if the api hasn't change from libcrypto.so.6/libssl.so.6 to the one you have you can just symlink the name to yours and it should work
As far as I know binaries are linked to the soname, which is hard-coded into the library. That means a symlink probably won't fool ld.so. The versionless symlinks are generally so that the linker selects the most-current version, at which time new binaries should be linked to the soname of the library pointed to by that link.
PS Generally the soname won't change unless the API changes; this dynamic loading problem is intentional in that sense.
That's because ldconfig creates symlinks matching sonames so that it points to the most-recent version. Chances are no normal system has a soname-named symlink pointing to a library with a different compiled-in soname. There's really no way to simulate such a situation (to see if it works) unless you're in the same situation as OP.
You probably don't have a library in /usr/lib with a soname of libcurl-gnutls.so.3 (if you did, ldconfig would have deleted the symlink you see and it would have created a new one pointing to such a library)
Because of that, you probably don't have any binaries or libraries with reference to a library with that soname
This symlink is probably to fool a build script into linking to libcurl-gnutls.so.4 when it tries to link to libcurl-gnutls.so.3
This should result in newly-linked binaries and libraries having reference to libcurl-gnutls.so.4, not to libcurl-gnutls.so.3
As I implied before, unless you can find a program or library listing libcurl-gnutls.so.3 in its ldd output, you probably don't have a comparable situation to OP.
Last edited by ta0kira; 12-11-2009 at 03:49 PM.
that was just to establish that the soname of libc that it wants is libc.so.6
on my linux system /lib/libc.so.6 is a symlink, and its not pointing to anything that resembles libc.so.6, the dynamic linker doesn't care what the symlink points at as long as it satisfies the symbols its looking for
You still haven't shown that the soname for libc-2.10.2.so is something other than libc.so.6. The name of the library has nothing to do with the soname; the soname is specified as a linker option and it can be anything the developer wants it to be. If you can demonstrate that the soname for libc-2.10.2.so is something other than libc.so.6 then I'll be convinced.
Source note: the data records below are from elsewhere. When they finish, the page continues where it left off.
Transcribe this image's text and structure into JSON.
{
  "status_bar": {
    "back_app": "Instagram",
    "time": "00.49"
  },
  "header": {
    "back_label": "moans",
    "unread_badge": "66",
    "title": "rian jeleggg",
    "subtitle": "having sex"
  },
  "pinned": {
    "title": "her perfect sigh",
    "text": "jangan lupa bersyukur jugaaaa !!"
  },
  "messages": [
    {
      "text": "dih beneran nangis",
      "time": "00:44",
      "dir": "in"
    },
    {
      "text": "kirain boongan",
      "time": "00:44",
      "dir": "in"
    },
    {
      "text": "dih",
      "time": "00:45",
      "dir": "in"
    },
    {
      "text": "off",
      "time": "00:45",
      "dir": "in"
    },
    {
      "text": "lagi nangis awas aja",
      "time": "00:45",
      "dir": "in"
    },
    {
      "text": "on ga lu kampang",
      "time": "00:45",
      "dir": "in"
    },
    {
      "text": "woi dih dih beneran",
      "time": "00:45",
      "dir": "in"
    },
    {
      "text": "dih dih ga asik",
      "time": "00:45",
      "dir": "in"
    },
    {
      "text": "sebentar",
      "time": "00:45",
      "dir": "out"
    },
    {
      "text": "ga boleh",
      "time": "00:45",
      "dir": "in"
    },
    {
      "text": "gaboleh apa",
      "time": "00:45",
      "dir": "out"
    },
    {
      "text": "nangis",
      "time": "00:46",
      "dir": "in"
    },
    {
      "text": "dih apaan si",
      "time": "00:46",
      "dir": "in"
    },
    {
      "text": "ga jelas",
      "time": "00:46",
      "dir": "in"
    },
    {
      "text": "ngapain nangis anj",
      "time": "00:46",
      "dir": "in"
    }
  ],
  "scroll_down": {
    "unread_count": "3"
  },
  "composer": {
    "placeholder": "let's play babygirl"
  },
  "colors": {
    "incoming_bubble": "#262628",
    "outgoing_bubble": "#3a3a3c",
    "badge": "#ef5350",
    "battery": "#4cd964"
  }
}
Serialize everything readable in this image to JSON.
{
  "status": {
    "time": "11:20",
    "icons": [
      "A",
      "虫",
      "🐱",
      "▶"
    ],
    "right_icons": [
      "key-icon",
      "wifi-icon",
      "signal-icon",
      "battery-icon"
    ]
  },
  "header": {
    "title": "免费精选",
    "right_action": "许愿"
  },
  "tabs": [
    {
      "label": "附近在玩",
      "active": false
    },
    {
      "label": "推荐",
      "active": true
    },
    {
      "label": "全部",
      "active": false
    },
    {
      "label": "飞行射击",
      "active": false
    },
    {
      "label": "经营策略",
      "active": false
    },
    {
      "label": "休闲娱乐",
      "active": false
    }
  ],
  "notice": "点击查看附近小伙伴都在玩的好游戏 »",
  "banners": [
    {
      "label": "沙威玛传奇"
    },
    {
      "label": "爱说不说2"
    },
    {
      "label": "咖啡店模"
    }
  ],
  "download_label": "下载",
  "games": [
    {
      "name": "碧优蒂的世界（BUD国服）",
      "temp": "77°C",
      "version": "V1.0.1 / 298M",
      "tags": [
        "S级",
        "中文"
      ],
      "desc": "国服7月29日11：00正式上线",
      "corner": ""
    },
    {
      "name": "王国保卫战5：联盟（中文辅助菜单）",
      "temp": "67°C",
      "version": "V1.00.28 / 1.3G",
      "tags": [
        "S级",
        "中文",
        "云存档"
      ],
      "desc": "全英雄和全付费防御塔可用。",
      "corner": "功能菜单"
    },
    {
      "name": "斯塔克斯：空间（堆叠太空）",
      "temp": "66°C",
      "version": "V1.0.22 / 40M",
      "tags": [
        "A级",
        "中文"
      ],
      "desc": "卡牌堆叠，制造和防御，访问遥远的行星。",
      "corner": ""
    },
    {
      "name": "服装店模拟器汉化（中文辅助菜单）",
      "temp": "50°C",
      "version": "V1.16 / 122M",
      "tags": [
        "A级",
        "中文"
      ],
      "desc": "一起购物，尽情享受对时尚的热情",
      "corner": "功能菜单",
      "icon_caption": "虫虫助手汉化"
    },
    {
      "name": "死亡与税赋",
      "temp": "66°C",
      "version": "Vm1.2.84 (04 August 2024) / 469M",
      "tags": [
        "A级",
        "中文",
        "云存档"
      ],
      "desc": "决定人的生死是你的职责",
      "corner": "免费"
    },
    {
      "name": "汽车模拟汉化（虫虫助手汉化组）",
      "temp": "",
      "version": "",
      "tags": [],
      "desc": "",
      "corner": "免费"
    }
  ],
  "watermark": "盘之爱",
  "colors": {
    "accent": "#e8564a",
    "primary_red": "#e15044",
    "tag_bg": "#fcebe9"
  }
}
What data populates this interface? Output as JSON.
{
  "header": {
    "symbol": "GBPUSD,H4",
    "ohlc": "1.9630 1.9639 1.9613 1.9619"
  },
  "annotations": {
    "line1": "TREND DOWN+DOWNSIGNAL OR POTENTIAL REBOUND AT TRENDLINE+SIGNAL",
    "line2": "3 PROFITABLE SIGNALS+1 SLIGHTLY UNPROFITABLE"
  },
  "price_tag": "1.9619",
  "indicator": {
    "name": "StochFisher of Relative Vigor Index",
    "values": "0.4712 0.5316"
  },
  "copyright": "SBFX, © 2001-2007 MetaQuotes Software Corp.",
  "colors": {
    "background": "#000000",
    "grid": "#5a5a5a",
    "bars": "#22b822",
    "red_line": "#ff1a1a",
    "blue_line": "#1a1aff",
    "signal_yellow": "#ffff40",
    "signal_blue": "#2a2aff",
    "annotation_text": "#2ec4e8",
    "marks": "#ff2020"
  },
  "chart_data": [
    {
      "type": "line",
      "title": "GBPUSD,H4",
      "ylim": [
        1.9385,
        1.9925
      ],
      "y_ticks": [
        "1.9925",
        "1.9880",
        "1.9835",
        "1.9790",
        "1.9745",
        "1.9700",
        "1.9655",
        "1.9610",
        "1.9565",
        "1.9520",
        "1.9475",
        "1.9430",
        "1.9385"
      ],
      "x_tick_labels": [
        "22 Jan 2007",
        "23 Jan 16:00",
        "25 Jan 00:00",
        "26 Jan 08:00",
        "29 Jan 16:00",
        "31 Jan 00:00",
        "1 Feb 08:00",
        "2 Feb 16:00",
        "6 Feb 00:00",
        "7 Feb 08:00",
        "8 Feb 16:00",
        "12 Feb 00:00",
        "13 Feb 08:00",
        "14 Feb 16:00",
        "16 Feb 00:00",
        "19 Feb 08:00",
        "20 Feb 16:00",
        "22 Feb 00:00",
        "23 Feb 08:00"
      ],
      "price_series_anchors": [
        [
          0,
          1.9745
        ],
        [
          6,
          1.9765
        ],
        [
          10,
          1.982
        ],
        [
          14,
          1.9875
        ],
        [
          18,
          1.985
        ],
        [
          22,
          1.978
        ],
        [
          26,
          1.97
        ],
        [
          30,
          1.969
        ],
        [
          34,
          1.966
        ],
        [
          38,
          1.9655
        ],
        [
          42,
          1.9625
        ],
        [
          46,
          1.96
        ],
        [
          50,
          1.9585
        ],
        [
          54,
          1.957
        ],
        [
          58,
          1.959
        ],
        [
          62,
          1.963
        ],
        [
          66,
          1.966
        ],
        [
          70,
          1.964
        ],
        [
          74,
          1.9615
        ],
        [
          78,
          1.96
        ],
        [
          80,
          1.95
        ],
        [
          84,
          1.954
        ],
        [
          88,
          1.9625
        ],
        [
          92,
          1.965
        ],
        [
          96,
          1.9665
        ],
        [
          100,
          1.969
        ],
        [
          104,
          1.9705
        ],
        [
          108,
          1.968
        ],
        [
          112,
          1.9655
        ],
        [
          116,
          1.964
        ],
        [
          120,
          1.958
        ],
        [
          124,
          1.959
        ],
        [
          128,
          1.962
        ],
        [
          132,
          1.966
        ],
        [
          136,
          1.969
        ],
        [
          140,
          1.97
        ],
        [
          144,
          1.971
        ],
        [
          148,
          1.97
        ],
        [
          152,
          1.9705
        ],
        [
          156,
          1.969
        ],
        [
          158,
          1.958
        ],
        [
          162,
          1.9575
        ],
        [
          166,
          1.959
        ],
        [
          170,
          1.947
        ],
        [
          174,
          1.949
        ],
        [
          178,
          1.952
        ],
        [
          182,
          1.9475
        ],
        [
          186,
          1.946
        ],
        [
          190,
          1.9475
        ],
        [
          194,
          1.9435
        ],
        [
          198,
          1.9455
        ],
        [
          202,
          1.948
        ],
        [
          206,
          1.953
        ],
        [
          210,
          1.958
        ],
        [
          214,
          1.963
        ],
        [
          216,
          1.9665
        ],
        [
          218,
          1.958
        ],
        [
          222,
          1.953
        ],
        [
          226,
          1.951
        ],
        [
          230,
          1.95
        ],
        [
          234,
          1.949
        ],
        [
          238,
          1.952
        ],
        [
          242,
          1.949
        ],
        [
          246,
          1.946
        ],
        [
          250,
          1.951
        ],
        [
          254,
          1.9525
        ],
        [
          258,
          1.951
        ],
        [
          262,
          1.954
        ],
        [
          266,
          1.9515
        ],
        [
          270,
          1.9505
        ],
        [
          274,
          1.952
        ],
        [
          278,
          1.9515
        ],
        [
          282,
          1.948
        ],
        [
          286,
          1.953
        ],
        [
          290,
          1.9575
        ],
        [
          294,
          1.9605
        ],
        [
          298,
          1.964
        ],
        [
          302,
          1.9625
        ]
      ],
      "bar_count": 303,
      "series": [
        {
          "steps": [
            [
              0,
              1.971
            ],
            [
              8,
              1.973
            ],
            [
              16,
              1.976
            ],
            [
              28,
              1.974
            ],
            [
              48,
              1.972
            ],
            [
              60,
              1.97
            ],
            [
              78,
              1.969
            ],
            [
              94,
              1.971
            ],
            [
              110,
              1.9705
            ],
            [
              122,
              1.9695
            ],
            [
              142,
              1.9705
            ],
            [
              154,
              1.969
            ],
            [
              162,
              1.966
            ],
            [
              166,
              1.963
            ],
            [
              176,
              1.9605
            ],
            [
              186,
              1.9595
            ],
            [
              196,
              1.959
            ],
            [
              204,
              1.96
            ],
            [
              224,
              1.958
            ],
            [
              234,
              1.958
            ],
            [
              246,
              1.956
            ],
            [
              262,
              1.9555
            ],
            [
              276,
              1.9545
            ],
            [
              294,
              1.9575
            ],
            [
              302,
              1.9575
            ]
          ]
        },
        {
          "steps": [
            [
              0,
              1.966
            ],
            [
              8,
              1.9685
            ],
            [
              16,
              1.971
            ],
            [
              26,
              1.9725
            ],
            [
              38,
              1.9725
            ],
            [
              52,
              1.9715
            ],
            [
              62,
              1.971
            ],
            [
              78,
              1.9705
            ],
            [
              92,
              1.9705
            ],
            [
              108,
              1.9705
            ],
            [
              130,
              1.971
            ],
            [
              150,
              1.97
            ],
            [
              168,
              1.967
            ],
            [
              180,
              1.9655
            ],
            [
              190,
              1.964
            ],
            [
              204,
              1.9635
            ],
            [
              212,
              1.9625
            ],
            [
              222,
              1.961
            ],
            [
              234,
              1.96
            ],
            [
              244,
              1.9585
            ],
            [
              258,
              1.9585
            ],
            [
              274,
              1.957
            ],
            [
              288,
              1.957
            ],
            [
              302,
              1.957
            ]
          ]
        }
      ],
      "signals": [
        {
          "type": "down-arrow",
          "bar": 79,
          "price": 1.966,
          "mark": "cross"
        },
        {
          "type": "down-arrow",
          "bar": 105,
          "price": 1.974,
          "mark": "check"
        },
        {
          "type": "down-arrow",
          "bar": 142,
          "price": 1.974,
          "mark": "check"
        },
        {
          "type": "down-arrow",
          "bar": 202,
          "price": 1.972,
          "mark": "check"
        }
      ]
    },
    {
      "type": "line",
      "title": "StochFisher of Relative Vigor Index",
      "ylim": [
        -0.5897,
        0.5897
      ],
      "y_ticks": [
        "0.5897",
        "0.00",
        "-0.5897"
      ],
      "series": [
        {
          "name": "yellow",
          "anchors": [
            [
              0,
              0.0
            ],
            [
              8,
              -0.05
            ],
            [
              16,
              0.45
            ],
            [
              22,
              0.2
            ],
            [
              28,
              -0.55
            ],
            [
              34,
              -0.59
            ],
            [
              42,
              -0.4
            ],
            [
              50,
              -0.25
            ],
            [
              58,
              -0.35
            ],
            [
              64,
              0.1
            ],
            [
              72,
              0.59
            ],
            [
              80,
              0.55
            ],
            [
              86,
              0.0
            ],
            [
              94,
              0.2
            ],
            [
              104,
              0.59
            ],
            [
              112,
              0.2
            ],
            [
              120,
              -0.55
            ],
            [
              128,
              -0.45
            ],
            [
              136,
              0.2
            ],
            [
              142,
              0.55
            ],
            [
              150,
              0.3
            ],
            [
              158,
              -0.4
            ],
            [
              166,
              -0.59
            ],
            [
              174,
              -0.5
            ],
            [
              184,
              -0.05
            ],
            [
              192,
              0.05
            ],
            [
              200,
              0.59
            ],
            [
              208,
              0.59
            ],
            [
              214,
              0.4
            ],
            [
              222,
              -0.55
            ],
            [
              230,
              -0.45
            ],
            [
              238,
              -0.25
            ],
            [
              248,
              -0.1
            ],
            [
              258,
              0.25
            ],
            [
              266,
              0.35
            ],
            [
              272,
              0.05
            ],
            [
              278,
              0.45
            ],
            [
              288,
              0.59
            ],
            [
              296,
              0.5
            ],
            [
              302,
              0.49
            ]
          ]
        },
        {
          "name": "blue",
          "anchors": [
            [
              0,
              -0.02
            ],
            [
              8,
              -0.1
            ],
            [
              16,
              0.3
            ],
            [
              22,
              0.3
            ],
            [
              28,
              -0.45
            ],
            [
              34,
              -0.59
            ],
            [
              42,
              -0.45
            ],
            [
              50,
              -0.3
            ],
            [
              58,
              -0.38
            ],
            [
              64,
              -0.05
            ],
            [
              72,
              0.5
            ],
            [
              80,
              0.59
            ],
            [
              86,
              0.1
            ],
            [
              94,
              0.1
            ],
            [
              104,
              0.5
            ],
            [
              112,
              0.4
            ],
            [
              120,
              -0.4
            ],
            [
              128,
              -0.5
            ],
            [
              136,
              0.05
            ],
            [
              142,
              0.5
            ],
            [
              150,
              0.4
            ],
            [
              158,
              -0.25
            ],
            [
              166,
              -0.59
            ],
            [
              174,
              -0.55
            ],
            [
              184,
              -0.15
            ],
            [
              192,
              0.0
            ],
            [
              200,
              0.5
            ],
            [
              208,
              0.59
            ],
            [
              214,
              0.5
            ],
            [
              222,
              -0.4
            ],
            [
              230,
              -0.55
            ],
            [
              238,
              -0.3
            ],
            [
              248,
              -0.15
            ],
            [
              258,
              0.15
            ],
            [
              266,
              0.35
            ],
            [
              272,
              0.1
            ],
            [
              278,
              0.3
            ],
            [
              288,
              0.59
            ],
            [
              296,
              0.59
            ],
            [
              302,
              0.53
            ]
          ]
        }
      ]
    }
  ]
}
I'm not convinced you even know what a soname is.
I'm sorry you aren't convinced. soname in the libraries provides a hint and gives the dynamic linker a way to prefer one library over another but if the correct soname doesn't exist in the libraries it'll fallback to using the filename.
To test this I made a chroot area that has a modified libc-2.10.2.so, named libc-2.10.2_mod.so that has its soname set to libc.so.5, the chroot area also had the other libraries needed to run bash, ls, ldd, and cat